DATA UNDER STUDY:
===
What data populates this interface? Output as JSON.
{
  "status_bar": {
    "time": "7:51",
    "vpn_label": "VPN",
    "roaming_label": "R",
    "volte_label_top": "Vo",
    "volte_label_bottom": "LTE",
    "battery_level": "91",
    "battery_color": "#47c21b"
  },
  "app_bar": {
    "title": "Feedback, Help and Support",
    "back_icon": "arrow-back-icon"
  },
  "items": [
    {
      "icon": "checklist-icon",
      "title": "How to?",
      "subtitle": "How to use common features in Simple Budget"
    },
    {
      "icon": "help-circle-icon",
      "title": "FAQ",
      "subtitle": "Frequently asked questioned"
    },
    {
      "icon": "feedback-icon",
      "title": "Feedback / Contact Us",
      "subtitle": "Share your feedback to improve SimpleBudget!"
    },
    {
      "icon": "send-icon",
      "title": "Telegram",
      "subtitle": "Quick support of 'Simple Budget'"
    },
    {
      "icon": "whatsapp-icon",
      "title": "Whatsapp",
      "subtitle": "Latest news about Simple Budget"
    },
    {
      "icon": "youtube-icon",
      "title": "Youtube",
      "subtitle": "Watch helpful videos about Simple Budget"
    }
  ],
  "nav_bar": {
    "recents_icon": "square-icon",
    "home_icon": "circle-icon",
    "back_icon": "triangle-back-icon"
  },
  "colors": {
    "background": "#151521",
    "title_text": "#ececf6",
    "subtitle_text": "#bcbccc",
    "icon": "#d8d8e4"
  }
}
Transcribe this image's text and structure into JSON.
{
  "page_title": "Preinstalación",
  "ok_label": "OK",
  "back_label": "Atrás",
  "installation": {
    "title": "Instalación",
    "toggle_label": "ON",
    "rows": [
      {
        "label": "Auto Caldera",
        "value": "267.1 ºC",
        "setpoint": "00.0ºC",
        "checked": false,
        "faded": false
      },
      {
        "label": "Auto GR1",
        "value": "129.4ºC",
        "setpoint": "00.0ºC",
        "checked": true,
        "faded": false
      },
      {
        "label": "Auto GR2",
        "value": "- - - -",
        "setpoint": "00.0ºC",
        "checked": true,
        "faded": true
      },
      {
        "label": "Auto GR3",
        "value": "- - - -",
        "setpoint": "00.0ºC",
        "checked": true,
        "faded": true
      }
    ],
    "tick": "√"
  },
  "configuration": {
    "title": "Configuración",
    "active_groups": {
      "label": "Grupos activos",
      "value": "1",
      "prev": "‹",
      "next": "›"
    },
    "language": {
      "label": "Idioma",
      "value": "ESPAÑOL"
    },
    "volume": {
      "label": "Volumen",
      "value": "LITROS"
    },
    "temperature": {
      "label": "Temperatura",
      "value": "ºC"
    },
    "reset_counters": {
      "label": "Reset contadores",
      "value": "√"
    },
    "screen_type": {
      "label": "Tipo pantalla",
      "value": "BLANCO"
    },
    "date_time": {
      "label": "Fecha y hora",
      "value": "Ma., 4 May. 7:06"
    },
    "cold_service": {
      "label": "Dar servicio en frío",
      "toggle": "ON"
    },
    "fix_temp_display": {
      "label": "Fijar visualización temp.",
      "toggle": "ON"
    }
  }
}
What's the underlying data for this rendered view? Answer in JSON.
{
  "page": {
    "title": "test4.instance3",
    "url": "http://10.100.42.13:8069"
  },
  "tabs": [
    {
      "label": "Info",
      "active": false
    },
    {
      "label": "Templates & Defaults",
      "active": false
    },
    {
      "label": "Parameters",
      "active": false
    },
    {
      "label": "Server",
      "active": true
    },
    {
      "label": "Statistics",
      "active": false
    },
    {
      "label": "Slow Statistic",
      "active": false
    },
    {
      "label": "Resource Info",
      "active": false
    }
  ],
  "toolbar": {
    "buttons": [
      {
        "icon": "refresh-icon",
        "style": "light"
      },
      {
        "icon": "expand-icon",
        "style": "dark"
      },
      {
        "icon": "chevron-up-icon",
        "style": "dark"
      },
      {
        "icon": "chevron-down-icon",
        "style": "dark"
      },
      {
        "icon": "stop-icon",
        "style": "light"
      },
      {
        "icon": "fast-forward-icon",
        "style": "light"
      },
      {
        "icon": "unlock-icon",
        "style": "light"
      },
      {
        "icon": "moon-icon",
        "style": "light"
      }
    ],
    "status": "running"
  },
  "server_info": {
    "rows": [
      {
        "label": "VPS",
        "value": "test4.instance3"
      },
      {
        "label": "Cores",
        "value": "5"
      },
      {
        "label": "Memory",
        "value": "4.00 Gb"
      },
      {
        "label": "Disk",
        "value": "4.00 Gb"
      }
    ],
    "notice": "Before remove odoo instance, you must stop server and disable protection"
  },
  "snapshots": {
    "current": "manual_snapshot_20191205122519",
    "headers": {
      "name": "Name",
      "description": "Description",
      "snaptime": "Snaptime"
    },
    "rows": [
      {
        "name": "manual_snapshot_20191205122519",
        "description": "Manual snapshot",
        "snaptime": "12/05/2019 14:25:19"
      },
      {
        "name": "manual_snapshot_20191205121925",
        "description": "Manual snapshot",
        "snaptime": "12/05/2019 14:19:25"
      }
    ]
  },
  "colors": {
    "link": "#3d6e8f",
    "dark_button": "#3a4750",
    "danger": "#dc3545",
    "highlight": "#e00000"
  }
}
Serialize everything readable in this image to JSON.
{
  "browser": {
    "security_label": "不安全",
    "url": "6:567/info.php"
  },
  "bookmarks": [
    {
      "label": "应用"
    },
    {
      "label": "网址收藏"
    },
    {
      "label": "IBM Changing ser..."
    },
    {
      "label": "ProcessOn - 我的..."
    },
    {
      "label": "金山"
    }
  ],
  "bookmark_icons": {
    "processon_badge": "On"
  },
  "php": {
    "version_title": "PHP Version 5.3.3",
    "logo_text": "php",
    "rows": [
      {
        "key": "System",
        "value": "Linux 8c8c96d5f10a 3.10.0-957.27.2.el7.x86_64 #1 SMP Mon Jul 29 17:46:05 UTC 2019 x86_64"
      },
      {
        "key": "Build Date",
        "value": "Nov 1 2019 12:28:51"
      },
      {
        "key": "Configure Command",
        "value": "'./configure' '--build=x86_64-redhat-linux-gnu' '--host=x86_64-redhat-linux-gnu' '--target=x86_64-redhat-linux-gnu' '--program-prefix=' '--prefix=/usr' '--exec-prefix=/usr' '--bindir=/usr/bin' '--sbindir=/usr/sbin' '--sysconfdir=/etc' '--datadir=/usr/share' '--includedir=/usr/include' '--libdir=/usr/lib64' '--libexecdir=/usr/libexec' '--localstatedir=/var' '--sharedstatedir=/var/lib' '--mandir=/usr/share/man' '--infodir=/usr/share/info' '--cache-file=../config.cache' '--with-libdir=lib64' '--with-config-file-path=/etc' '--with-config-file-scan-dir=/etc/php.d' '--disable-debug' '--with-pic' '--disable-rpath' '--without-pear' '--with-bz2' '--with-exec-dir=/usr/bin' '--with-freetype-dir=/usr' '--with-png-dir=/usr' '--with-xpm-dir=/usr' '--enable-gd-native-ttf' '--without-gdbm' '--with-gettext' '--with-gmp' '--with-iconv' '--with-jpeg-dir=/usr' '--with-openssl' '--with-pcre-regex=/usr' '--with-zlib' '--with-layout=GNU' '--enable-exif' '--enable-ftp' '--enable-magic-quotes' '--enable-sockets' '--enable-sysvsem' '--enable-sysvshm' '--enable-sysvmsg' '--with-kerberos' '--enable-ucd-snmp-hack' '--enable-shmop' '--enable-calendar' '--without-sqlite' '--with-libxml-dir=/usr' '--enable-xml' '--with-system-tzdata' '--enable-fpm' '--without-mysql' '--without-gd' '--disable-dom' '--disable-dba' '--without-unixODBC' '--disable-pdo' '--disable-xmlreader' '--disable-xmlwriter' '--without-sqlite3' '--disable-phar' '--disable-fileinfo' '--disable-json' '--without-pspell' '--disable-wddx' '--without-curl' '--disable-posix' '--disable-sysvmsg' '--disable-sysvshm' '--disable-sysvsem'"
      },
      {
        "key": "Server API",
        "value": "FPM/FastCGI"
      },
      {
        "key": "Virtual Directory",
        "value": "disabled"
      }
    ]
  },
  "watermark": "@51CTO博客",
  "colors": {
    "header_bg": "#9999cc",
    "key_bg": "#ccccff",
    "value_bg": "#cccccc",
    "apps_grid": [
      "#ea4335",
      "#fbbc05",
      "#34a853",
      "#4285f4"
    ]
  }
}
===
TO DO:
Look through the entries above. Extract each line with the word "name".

THE ANSWER:
      "name": "Name",
        "name": "manual_snapshot_20191205122519",
        "name": "manual_snapshot_20191205121925",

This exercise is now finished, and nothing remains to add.